Sunday, August 01, 2010

Curse you Larry the CEO!

A bit after getting to my current shop, I requested some serious iron for my work and it was decided I would have a Linux box. The question came up as to which flavor, and after canvassing my networks we went with Ubuntu. I had never administered a Linux system before and had to learn the whole package installation procedure, which is so easy even I could learn it. The "apt" tool works beautifully 99% of the time, not only getting and installing the package of interest but also all its dependencies. The occasional exceptions were cases where either the package of interest didn't seem to be available from a package repository or the Ubuntu repositories were behind the version I needed. But in general, it was nice and painless.

Earlier this year, it was clear I needed an Oracle play space and the obvious place was my machine -- not only is it quite powerful, but then any blow-back from any misdeeds of mine would hit only the perpetrator. However, when our skilled Oracle expert contractor tried to install Oracle, not much luck -- Oracle apparently doesn't support Ubuntu well. So the decision was made to switch to Red Hat.

This did not go cleanly -- the admins were fighting with the reinstall most of the week (the RAID drive had protections on it that did not wish to go quietly) but finally the new system was configured on Friday. So on Saturday night, I declared to "Amanda, I know what we are going to do today! Install packages!".

Now, I've actually made a consistent habit here of logging all my installs, so I had a menu of what to try to install. Some quick Googling found some guides to using the different installation tools on Red Hat. So I started trying to install stuff. A few went cleanly, but that is definitely the rarity -- and the worst part is that R is proving to be a major headache.

The problem is trying to get all the dependencies to install, and R has a heap. The fact that many have "-devel" in the title can't make things easy. Worse, one package required "tetex-latex" is no longer supported by its creator. Despite configuring multiple repositories and trying to download some packages manually, I have made little headway so far. So from that standpoint, at the moment my system is "Busted!".

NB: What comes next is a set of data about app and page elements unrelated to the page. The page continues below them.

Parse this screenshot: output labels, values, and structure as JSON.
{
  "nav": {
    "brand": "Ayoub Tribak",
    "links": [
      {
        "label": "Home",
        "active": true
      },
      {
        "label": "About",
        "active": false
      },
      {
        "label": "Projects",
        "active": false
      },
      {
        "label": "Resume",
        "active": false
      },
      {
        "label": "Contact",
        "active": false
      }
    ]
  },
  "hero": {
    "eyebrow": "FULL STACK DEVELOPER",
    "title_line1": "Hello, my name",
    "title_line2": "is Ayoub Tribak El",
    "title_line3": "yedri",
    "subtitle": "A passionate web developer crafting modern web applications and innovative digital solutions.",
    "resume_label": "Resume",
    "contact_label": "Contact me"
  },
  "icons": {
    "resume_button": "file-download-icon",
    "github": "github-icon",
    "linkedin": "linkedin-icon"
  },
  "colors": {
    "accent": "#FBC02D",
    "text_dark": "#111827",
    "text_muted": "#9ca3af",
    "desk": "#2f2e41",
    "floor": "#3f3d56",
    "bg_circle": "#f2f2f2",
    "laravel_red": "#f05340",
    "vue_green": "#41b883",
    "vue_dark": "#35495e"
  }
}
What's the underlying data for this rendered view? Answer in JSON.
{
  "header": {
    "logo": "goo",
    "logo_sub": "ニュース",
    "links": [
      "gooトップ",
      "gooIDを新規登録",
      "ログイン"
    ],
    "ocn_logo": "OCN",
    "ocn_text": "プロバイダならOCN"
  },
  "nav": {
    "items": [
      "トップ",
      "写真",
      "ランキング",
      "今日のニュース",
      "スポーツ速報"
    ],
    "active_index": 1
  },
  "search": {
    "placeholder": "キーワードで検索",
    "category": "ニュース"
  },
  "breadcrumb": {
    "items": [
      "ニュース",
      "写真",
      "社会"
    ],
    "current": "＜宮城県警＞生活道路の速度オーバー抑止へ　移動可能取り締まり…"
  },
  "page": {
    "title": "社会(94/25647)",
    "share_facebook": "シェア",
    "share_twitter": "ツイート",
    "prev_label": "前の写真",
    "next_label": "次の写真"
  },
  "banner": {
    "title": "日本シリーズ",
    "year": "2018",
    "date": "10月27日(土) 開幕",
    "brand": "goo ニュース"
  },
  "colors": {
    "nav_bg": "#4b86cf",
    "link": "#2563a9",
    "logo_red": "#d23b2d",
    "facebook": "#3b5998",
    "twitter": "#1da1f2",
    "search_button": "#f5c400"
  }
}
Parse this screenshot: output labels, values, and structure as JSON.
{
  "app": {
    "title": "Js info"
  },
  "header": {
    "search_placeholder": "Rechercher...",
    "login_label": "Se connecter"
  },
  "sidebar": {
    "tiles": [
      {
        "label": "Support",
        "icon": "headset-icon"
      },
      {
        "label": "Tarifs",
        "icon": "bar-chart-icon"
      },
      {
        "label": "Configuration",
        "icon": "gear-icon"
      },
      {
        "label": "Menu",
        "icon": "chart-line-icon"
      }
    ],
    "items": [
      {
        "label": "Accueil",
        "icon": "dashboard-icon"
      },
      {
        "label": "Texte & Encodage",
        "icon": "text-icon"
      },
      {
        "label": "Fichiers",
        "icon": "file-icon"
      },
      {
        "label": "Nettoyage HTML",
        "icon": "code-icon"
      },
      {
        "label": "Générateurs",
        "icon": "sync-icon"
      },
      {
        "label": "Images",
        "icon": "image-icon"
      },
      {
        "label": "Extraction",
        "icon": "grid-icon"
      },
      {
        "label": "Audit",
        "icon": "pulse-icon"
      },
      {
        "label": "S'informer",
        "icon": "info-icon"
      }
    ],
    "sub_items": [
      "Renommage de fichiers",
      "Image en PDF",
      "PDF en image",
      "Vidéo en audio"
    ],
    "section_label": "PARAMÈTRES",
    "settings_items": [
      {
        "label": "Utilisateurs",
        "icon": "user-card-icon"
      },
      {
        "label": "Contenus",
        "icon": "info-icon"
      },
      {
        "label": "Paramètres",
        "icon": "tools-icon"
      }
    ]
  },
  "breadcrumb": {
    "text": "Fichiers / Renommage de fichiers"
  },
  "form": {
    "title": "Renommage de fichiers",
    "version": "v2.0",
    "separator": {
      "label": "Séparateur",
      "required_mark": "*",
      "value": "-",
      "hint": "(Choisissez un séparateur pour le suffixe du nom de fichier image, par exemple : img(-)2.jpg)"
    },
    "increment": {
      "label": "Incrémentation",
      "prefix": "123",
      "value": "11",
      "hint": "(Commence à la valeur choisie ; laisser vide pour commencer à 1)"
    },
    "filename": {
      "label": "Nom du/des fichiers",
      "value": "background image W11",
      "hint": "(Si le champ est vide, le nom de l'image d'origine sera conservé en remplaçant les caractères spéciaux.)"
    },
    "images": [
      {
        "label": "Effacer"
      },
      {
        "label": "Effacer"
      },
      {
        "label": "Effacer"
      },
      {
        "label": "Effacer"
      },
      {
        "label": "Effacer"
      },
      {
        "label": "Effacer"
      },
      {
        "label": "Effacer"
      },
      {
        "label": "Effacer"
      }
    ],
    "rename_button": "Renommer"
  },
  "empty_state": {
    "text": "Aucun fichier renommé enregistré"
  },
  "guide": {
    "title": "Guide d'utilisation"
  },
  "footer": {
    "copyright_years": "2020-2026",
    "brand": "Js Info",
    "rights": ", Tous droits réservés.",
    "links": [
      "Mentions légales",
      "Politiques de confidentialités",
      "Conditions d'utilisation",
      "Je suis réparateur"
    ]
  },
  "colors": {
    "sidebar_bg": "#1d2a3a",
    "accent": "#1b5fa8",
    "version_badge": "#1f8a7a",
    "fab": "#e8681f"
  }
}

Now, I could blame our contractor, but how was he to know this would be so miserable (though the comment by someone at Red Hat support that this is the first time he'd heard of someone going from Ubuntu to Red Hat does give pause!)? I could also take umbrage with the Linux community, which seems to be a hydra of endless subvariants (Ubuntu, Debian, Red Hat, Red Hat Enterprise, CentOS, Fedora, Mandriva -- and I'm sure that's an incomplete list!). But, it's easiest to blame Oracle, who doesn't support Ubuntu, and if I'm going to do that I'll single out the face of Oracle. On the other hand, it's a bit pointless to hold anger over this against Mr. Ellison. He's a CEO; they don't do much.

8 comments:

Jonathan Badger said...

Yes, it should give you pause. I have no doubt that Oracle may have chosen Red Hat as its official Linux distro, but that was probably done a decade ago when Red Hat was the "standard", and users of Debian-based systems were the weirdos. Now things have changed; with the massive popularity of Ubuntu the Debian-based system (.deb, apt-get, etc.) has become the mainstream.

Noah said...

This "phylogenetic tree" gives you a good perspective on the number of Linux distributions out there, both extant and extinct. Linux distros

Keith Robison said...

I did find a magic set of repositories & have successfully installed R (and scala, which also did not install gently).

That tree of distributions is scary. Thanks!

phidias51 said...

I guess it's a little late in the game to mention this, but Amazon Web Services can be used to setup an Oracle installation. By using the cloud, you can access your data securely from different machines, and your collaborators can also have access to the machine. If you want to access it from a VPN, you can do that as well. The security is pretty decent (at least it meets Pfizer's and J&J's requirements). There are Amazon machine images that come with R pre-installed as well.

Anonymous said...

Keith, the answer is WinDOS server either in house at at Amazon.

Sheena said...

Was there a reason you couldn't dual boot your machine? ubuntu for everything you already use and Red Hat for Oracle?

Keith Robison said...

Dual boot means only one runs at a time, right? We really need either at a moment's notice, or perhaps both.

John Detterline said...

Keith there are literally thousands of distros out there! The newest one I saw was designed for security training and has every vunerability known. I work with Suse/Novell as my primary as they seem to take care of most of the "business" related items. The open source community is a marvel when you see how many are working together throughout the world, but it's situations like yours that highlight the need for commercial products. I do believe Oracle came up with their own Linux distro at one point. Unbreakable Linux I think it was called.